  8. ^ Clarendon, Edward Hyde, Earl of (1826). The History of the Rebellion and Civil Wars in England, To Which is Added an Historical View of the Affairs of Ireland. Vol. 5 of 8. Contrib. by William Warburton. Oxford: Clarendon Press. p. 69. ISBN 978-0198203681. Retrieved 24 May 2020.
  9. ^ Hamilton 1893, p. 351 cites Whitelocke, p. 357.
  10. ^ Hamilton 1893, p. 351 cites Whitelocke p. 368; State Trials, iv. 1167, v. 1209.
  11. ^ Hamilton 1893, p. 351 cites Rymer, Fœdera, xx. 429.
  12. ^ Hamilton 1893, p. 351 cites Commons' Journals, 28 March 1642.
  13. ^ Hamilton 1893, p. 351 cites Journals, 7 September 1644.
  14. ^ Hamilton 1893, p. 351 cites Sir William Blackstone Commentaries, bk. i. c. 8, § iv.
  15. ^ Hamilton 1893, p. 351 cites Green, State Papers, Domestic, 1654, p. 22.
  16. ^ Hamilton 1893, p. 351 cites Green, State Papers, Domestic, 1652–3, pp. 109, 366, 448, 450, 455.
  17. ^ Great Britain. Parliament. House of Commons 1844, p. 27.
  18. ^ Hamilton 1893, p. 351 cites Public Records, 5th Rep. App. p. 273.
  19. ^ a b c d Cokayne 1903, p. 6.
  20. ^ Hamilton 1893, p. 351 cites Echard, iii. 775.
  21. ^ Hamilton 1893, p. 351 cites Green, State Papers, Domestic, 1658–9, p. 324.
  22. ^ Cokayne 1903, p. 6 notes that Prideaux' will was dated 1 April 1659 and proved 7 December of that year
  23. ^ His widow Margaret Iveey, who died in 1683, was later buried with him.(Cokayne 1903, p. 6).
  24. ^ John Andrew Hamilton, DNB biography on Prideaux
  25. ^ Vivian, Heraldic Visitations of Devon, p.616


  • Cokayne, George Edward, ed. (1903). Complete Baronetage 1649–1664. Vol. 3. Exeter: William Pollard and Co. p. 6.
  • Great Britain. Parliament. House of Commons (1844). "Interregnum". House of Commons papers. Vol. 14. HMSO. p. 27.

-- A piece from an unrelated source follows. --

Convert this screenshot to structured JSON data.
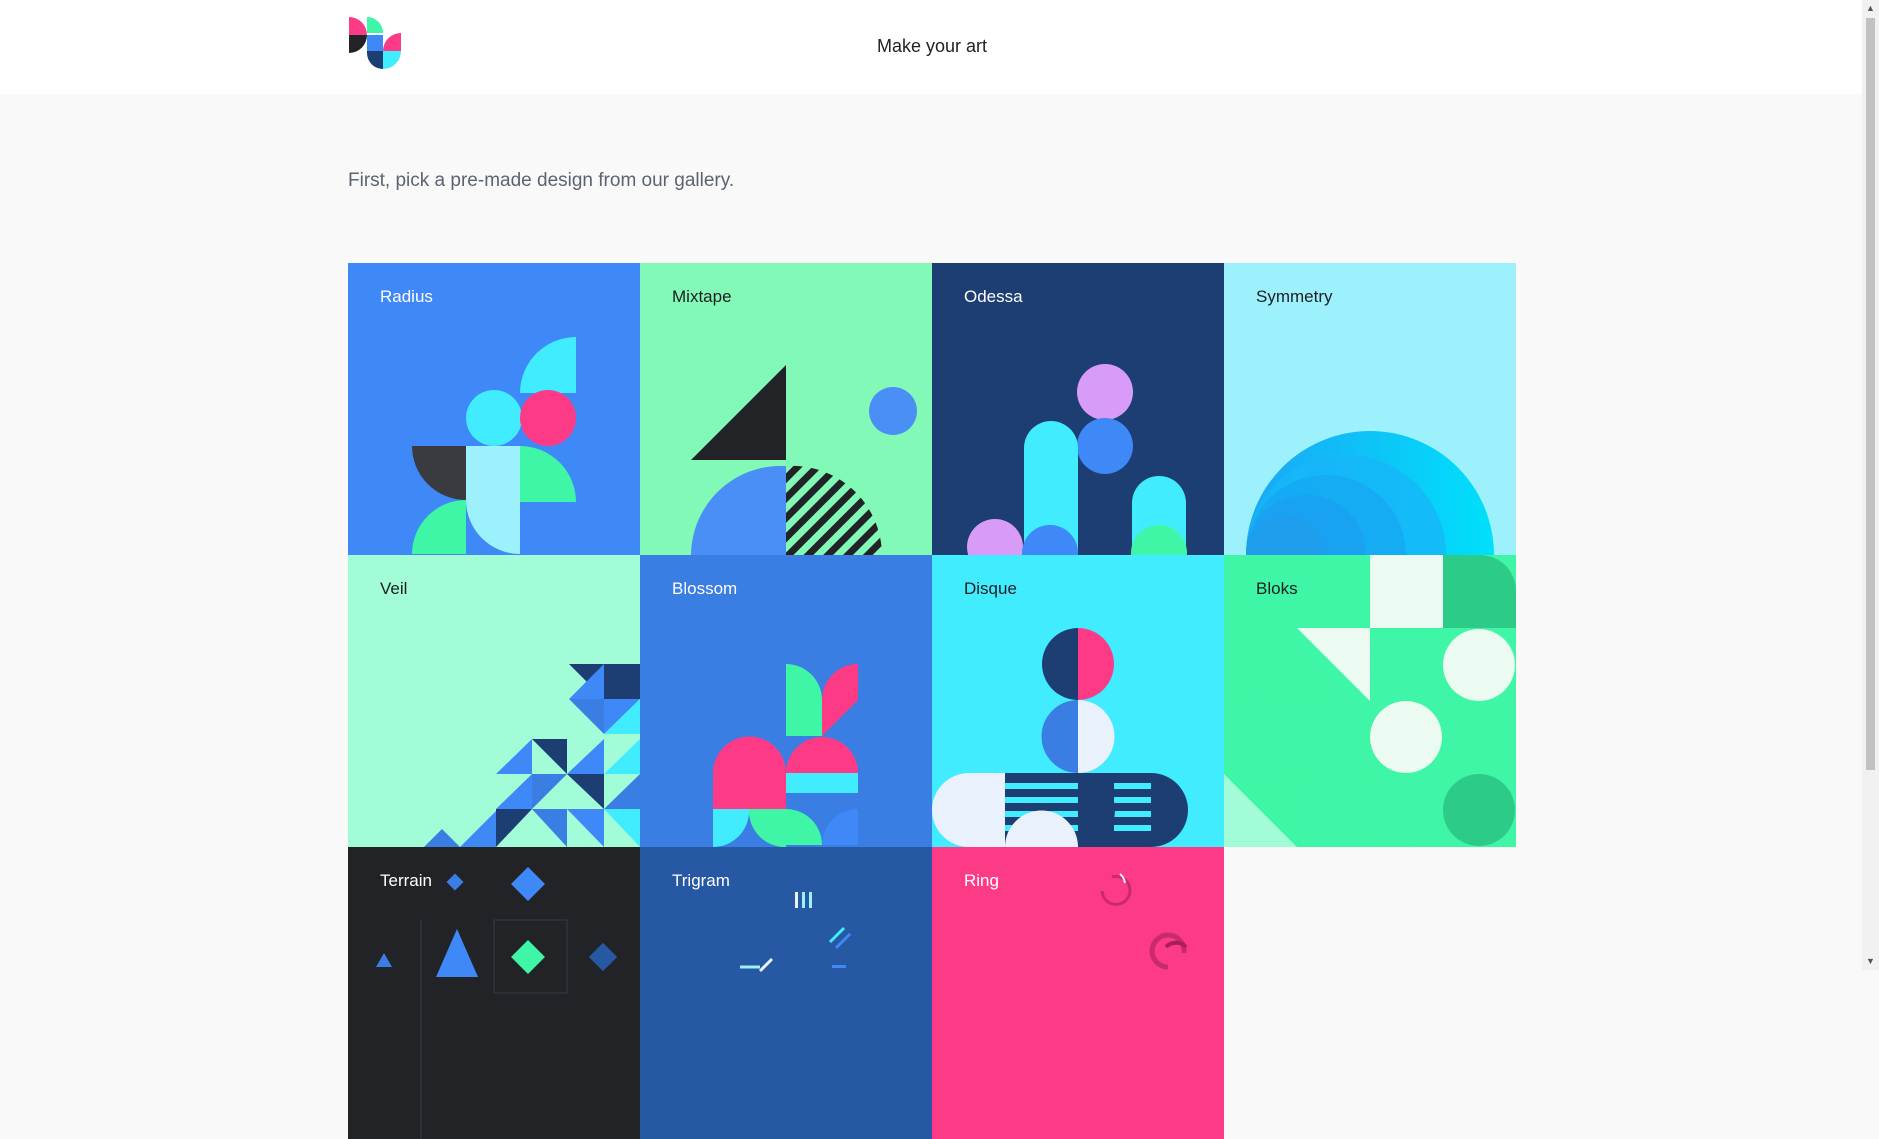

  •   This article incorporates text from a publication now in the public domainHamilton, John Andrew (1893). "Prideaux, Edmond". In Lee, Sidney (ed.). Dictionary of National Biography. Vol. 36. London: Smith, Elder & Co. pp. 350, 351. cites as sources:
    • Foss's Judges of England;

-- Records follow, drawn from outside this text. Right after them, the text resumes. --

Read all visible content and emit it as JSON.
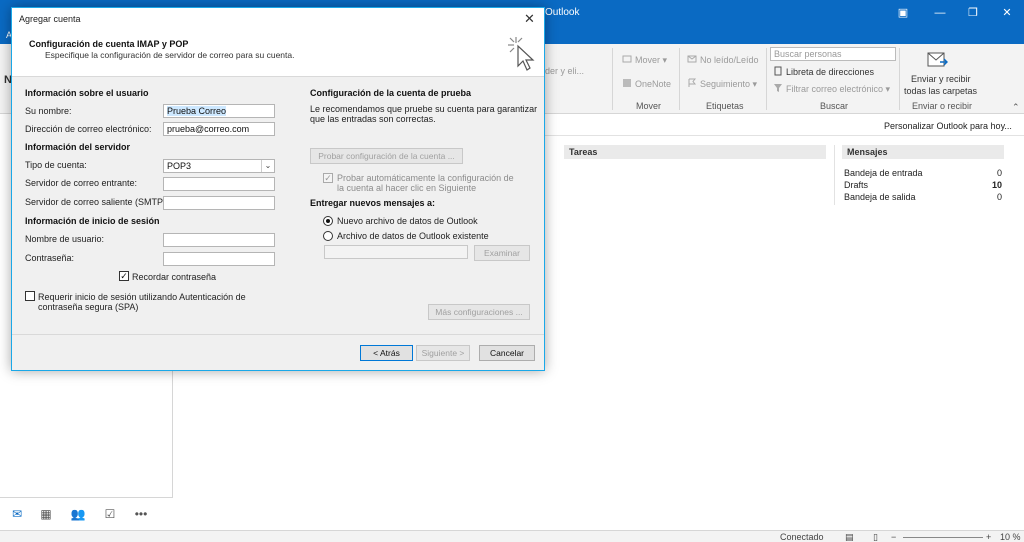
{
  "outlook": {
    "title_fragment": "Outlook",
    "ribbon": {
      "mover_label": "Mover",
      "onenote_label": "OneNote",
      "mover_group": "Mover",
      "noleido_label": "No leído/Leído",
      "seguimiento_label": "Seguimiento",
      "etiquetas_group": "Etiquetas",
      "search_placeholder": "Buscar personas",
      "libreta_label": "Libreta de direcciones",
      "filtrar_label": "Filtrar correo electrónico",
      "buscar_group": "Buscar",
      "enviar_label_1": "Enviar y recibir",
      "enviar_label_2": "todas las carpetas",
      "enviar_group": "Enviar o recibir",
      "truncated_1": "nder y eli...",
      "truncated_left": "A"
    },
    "left_letter": "N",
    "customize_link": "Personalizar Outlook para hoy...",
    "tareas_title": "Tareas",
    "mensajes_title": "Mensajes",
    "mensajes": [
      {
        "name": "Bandeja de entrada",
        "count": "0"
      },
      {
        "name": "Drafts",
        "count": "10"
      },
      {
        "name": "Bandeja de salida",
        "count": "0"
      }
    ],
    "status": {
      "connected": "Conectado",
      "zoom": "10 %",
      "zoom_minus": "−",
      "zoom_plus": "+"
    }
  },
  "dialog": {
    "title": "Agregar cuenta",
    "header_title": "Configuración de cuenta IMAP y POP",
    "header_subtitle": "Especifique la configuración de servidor de correo para su cuenta.",
    "user_section": "Información sobre el usuario",
    "name_label": "Su nombre:",
    "name_value": "Prueba Correo",
    "email_label": "Dirección de correo electrónico:",
    "email_value": "prueba@correo.com",
    "server_section": "Información del servidor",
    "account_type_label": "Tipo de cuenta:",
    "account_type_value": "POP3",
    "incoming_label": "Servidor de correo entrante:",
    "incoming_value": "",
    "outgoing_label": "Servidor de correo saliente (SMTP):",
    "outgoing_value": "",
    "login_section": "Información de inicio de sesión",
    "username_label": "Nombre de usuario:",
    "username_value": "",
    "password_label": "Contraseña:",
    "password_value": "",
    "remember_password_label": "Recordar contraseña",
    "remember_password_checked": true,
    "spa_label_1": "Requerir inicio de sesión utilizando Autenticación de",
    "spa_label_2": "contraseña segura (SPA)",
    "spa_checked": false,
    "test_section": "Configuración de la cuenta de prueba",
    "test_desc_1": "Le recomendamos que pruebe su cuenta para garantizar",
    "test_desc_2": "que las entradas son correctas.",
    "test_button": "Probar configuración de la cuenta ...",
    "auto_test_label_1": "Probar automáticamente la configuración de",
    "auto_test_label_2": "la cuenta al hacer clic en Siguiente",
    "deliver_section": "Entregar nuevos mensajes a:",
    "new_data_file_label": "Nuevo archivo de datos de Outlook",
    "existing_data_file_label": "Archivo de datos de Outlook existente",
    "examinar_button": "Examinar",
    "more_settings_button": "Más configuraciones ...",
    "back_button": "< Atrás",
    "next_button": "Siguiente >",
    "cancel_button": "Cancelar"
  }
}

    • Wotton's Baronetage, i. 517, 518;
    • Parl. Hist. iii. 1429, 1480, 1532, 1606;
    • Thurloe's State Papers, ed. 1742, iii. 371, 377, 402;
    • Encycl. Brit. 9th ed. art. Post Office, by E. Edwards;
    • Notes and Queries, 1st ser. iii. 267–8;
    • John Prince, Worthies of Devon, p. 509 (quoting a pamphlet, "Names of such members of the House of Commons as held places contrary to the self-denying ordinance");
    • Rushworth, iii. 242;
    • T. E. P. Prideaux's Pedigree of Prideaux, 1889;
    • Joyce, Herbert (1893). The history of the post office from its establishment down to 1836. London: Richard Bentley & Son.

Further readingEdit

  • D Brunton & D H Pennington, Members of the Long Parliament (London: George Allen & Unwin, 1954)
  • Concise Dictionary of National Biography
Parliament of England
Preceded by
Parliament suspended since 1629
Member of Parliament for Lyme Regis
With: Sir Walter Erle 1640
Richard Rose 1640–1648
Succeeded by
Not represented in the Barebones Parliament
Preceded by
Not represented in the Barebones Parliament
Member of Parliament for Lyme Regis
With: Henry Henley 1659
Succeeded by
Political offices
Preceded by Solicitor General for England and Wales
Succeeded by
Preceded by Attorney General of England and Wales
Succeeded by